Despite the blocked mandate, grocers and other retailers were eager to assure the public that they're concerned about keeping employees and shoppers healthy.
The U.S. Supreme Court’s decision to block the Biden Administration from enforcing a vaccine-or-testing mandate for large employers is being viewed as a decisive win by the grocery industry, members of which had asked to be exempted from such a mandate.
An emergency temporary standard (ETS) on the vaccination and testing of workers at companies with 100 or more employees was issued on Nov. 4 by the U.S. Department of Labor’s Occupational Safety and Health Administration (OSHA), requiring compliance with most requirements of the ETS within 30 days of publication, and testing requirements within 60 days of publication.
“We are pleased the Supreme Court recognized the challenges OSHA’s rule would have imposed on food retailers and manufacturers, our employees and, ultimately, American consumers,” noted Leslie G. Sarasin, president and CEO of Arlington, Va.-based FMI – The Food Industry Association, which, along with other interested trade organizations, had filed an emergency application last month for an immediate stay in the United State’s highest court. “The Court’s decision today to pause OSHA’s vaccine and testing mandate for private businesses will help ensure the food industry is able to continue meeting our customers’ needs as efficiently and effectively as possible amid the ongoing supply chain and labor disruptions.”
Added Sarasin: “As FMI and our partner associations’ filing to the court noted, the food industry has gone to extraordinary lengths to promote vaccination among our associates and communities, including investing $1 billion in incentives to encourage their employees to get vaccinated. Our 12,000 food retail pharmacies have administered a significant percentage of the nation’s COVID-19 vaccinations and boosters, a role they continue to embrace in communities across the nation.”
“The court’s ruling takes some pressure off independent community grocers, who already face daunting staffing challenges amid a nationwide labor shortage,” pointed out Greg Ferrara, president and CEO of the Washington, D.C.-based National Grocers Association (NGA), which represents the independent grocery sector. “Independent grocers remain focused on doing what they have done since day one of the pandemic, providing their communities with access to food, essential products and other vital services. The ruling is a great relief for our industry, as it staves off a burdensome mandate that would have created further disruptions and impaired our members’ ability to properly serve the needs of their communities.”
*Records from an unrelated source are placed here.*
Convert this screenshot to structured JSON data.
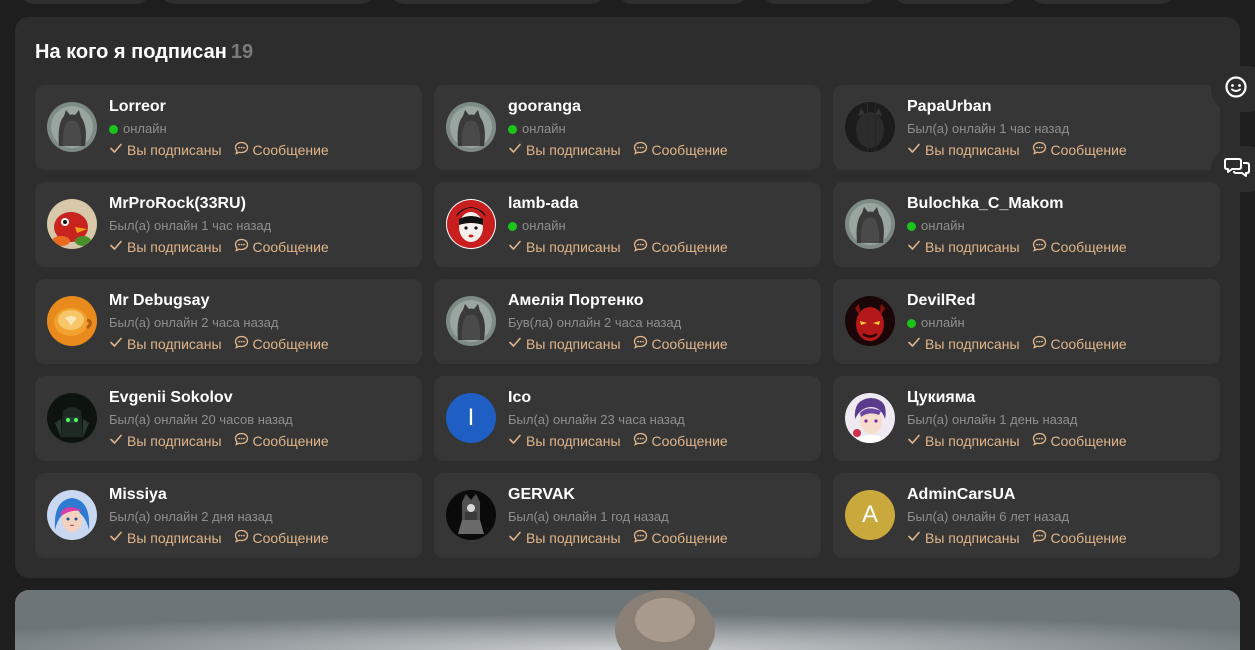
{
  "colors": {
    "background": "#1e1e1e",
    "panel": "#2d2d2d",
    "card": "#363636",
    "accent_action": "#e0b58a",
    "online_dot": "#1bc41b",
    "muted_text": "#8f8f8f"
  },
  "following": {
    "title": "На кого я подписан",
    "count": "19",
    "subscribed_label": "Вы подписаны",
    "message_label": "Сообщение",
    "users": [
      {
        "name": "Lorreor",
        "status": "онлайн",
        "online": true,
        "avatar": "cat-placeholder"
      },
      {
        "name": "gooranga",
        "status": "онлайн",
        "online": true,
        "avatar": "cat-placeholder"
      },
      {
        "name": "PapaUrban",
        "status": "Был(а) онлайн 1 час назад",
        "online": false,
        "avatar": "dark-cat"
      },
      {
        "name": "MrProRock(33RU)",
        "status": "Был(а) онлайн 1 час назад",
        "online": false,
        "avatar": "red-bird"
      },
      {
        "name": "lamb-ada",
        "status": "онлайн",
        "online": true,
        "avatar": "geisha"
      },
      {
        "name": "Bulochka_C_Makom",
        "status": "онлайн",
        "online": true,
        "avatar": "cat-placeholder"
      },
      {
        "name": "Mr Debugsay",
        "status": "Был(а) онлайн 2 часа назад",
        "online": false,
        "avatar": "coffee-cup"
      },
      {
        "name": "Амелія Портенко",
        "status": "Був(ла) онлайн 2 часа назад",
        "online": false,
        "avatar": "cat-placeholder"
      },
      {
        "name": "DevilRed",
        "status": "онлайн",
        "online": true,
        "avatar": "red-devil"
      },
      {
        "name": "Evgenii Sokolov",
        "status": "Был(а) онлайн 20 часов назад",
        "online": false,
        "avatar": "green-robot"
      },
      {
        "name": "Ico",
        "status": "Был(а) онлайн 23 часа назад",
        "online": false,
        "avatar": "letter",
        "letter": "I",
        "avatar_color": "#1f5fc4"
      },
      {
        "name": "Цукияма",
        "status": "Был(а) онлайн 1 день назад",
        "online": false,
        "avatar": "anime-purple"
      },
      {
        "name": "Missiya",
        "status": "Был(а) онлайн 2 дня назад",
        "online": false,
        "avatar": "blue-hair-girl"
      },
      {
        "name": "GERVAK",
        "status": "Был(а) онлайн 1 год назад",
        "online": false,
        "avatar": "throne"
      },
      {
        "name": "AdminCarsUA",
        "status": "Был(а) онлайн 6 лет назад",
        "online": false,
        "avatar": "letter",
        "letter": "A",
        "avatar_color": "#c9a83c"
      }
    ]
  },
  "side_buttons": [
    "chat-icon",
    "comments-icon"
  ]
}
Continued Ferrara: “Independent supermarkets and wholesalers have worked since the vaccines were first available to ensure their front-line workers had access, and NGA members with pharmacies have been important partners to help deliver vaccines and boosters to the communities that they serve.”
These sentiments were shared by the wider retailer community.
“While NRF has maintained a strong and consistent position related to the importance of vaccines in helping to overcome this pandemic, the Supreme Court’s decision to stay OSHA’s onerous and unprecedented ETS is a significant victory for employers,” observed David French, SVP of government relations at the Washington, D.C.-based National Retail Federation (NRF), which joined more than 26 other trade associations this week to present oral arguments before the court on the mandate’s legality. “As NRF and other plaintiffs articulated in our briefs before the court, OSHA clearly exceeded its authority promulgating its original mandate under emergency powers without giving stakeholders the benefit of a rulemaking process.”
On behalf of NRF, French encouraged “the Biden Administration to discard this unlawful mandate and instead work with employers, employees and public health experts on practical ways to increase vaccination rates and mitigate the spread of the virus in 2022.”
Despite the blocked mandate, retailers were eager to assure the public that they're concerned about keeping employees and shoppers healthy.
“We have raised concerns with OSHA and the [Biden] administration about the administrability of the mandate, including the current shortage of tests, but our primary focus at this stage is working with our members to ensure they have the information and tools they need to safely operate, manage their workforce and meet the needs of their customers,” noted Brian Dodge, president of Washington, D.C.-based Retail Industry Leaders Association.
Last November, a range of trade organizations, including FMI, had filed suit against OSHA to challenge the ETS.
The Supreme Court did allow a more modest mandate requiring the vaccination of health care workers at facilities that receive federal money.